Task prompt: Among the lines below, which ones contain the word "that"? Copy every such line.

[Recorded data]
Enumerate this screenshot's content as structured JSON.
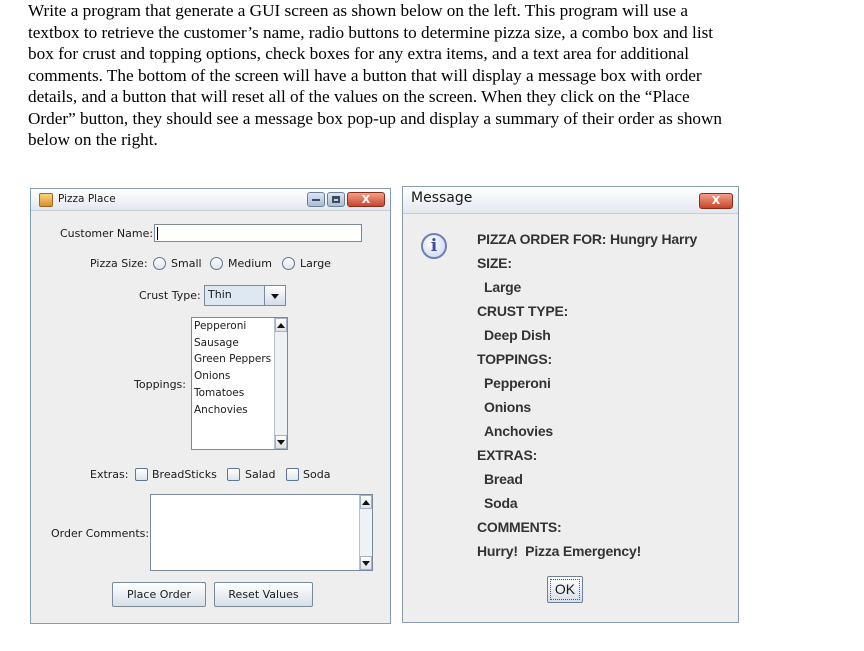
{
  "prompt": {
    "lines": [
      "Write a program that generate a GUI screen as shown below on the left. This program will use a",
      "textbox to retrieve the customer’s name, radio buttons to determine pizza size, a combo box and list",
      "box for crust and topping options, check boxes for any extra items, and a text area for additional",
      "comments. The bottom of the screen will have a button that will display a message box with order",
      "details, and a button that will reset all of the values on the screen. When they click on the “Place",
      "Order” button, they should see a message box pop-up and display a summary of their order as shown",
      "below on the right."
    ]
  },
  "pizza_window": {
    "title": "Pizza Place",
    "customer_name_label": "Customer Name:",
    "customer_name_value": "",
    "pizza_size_label": "Pizza Size:",
    "sizes": [
      "Small",
      "Medium",
      "Large"
    ],
    "crust_label": "Crust Type:",
    "crust_selected": "Thin",
    "toppings_label": "Toppings:",
    "toppings": [
      "Pepperoni",
      "Sausage",
      "Green Peppers",
      "Onions",
      "Tomatoes",
      "Anchovies"
    ],
    "extras_label": "Extras:",
    "extras": [
      "BreadSticks",
      "Salad",
      "Soda"
    ],
    "comments_label": "Order Comments:",
    "place_order": "Place Order",
    "reset_values": "Reset Values"
  },
  "message_window": {
    "title": "Message",
    "close_glyph": "X",
    "icon_glyph": "i",
    "lines": [
      "PIZZA ORDER FOR: Hungry Harry",
      "SIZE:",
      "Large",
      "CRUST TYPE:",
      "Deep Dish",
      "TOPPINGS:",
      "Pepperoni",
      "Onions",
      "Anchovies",
      "EXTRAS:",
      "Bread",
      "Soda",
      "COMMENTS:",
      "Hurry!  Pizza Emergency!"
    ],
    "ok": "OK"
  },
  "colors": {
    "window_bg": "#eeeeee",
    "border": "#7f9db9",
    "close_red": "#c9452b",
    "info_blue": "#3c4fa0"
  }
}
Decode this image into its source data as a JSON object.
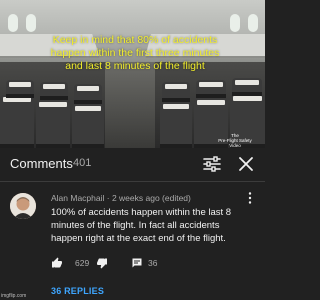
{
  "video": {
    "caption_line1": "Keep in mind that 80% of accidents",
    "caption_line2": "happen within the first three minutes",
    "caption_line3": "and last 8 minutes of the flight",
    "watermark_line1": "The",
    "watermark_line2": "Pre-Flight Safety",
    "watermark_line3": "Video"
  },
  "comments_header": {
    "title": "Comments",
    "count": "401",
    "sort_icon": "sort-filter-icon",
    "close_icon": "close-icon"
  },
  "comment": {
    "author": "Alan Macphail",
    "meta": "Alan Macphail · 2 weeks ago (edited)",
    "text": "100% of accidents happen within the last 8 minutes of the flight. In fact all accidents happen right at the exact end of the flight.",
    "likes": "629",
    "replies_count": "36",
    "view_replies_label": "36 REPLIES",
    "icons": [
      "thumbs-up-icon",
      "thumbs-down-icon",
      "reply-icon",
      "more-vert-icon"
    ]
  },
  "colors": {
    "background": "#212121",
    "caption_yellow": "#f2ee2a",
    "link_blue": "#3ea6ff",
    "secondary_text": "#aaaaaa"
  },
  "corner_mark": "imgflip.com"
}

Your solution:
      "Write a program that generate a GUI screen as shown below on the left. This program will use a",
      "comments. The bottom of the screen will have a button that will display a message box with order",
      "details, and a button that will reset all of the values on the screen. When they click on the “Place",
    "caption_line1": "Keep in mind that 80% of accidents",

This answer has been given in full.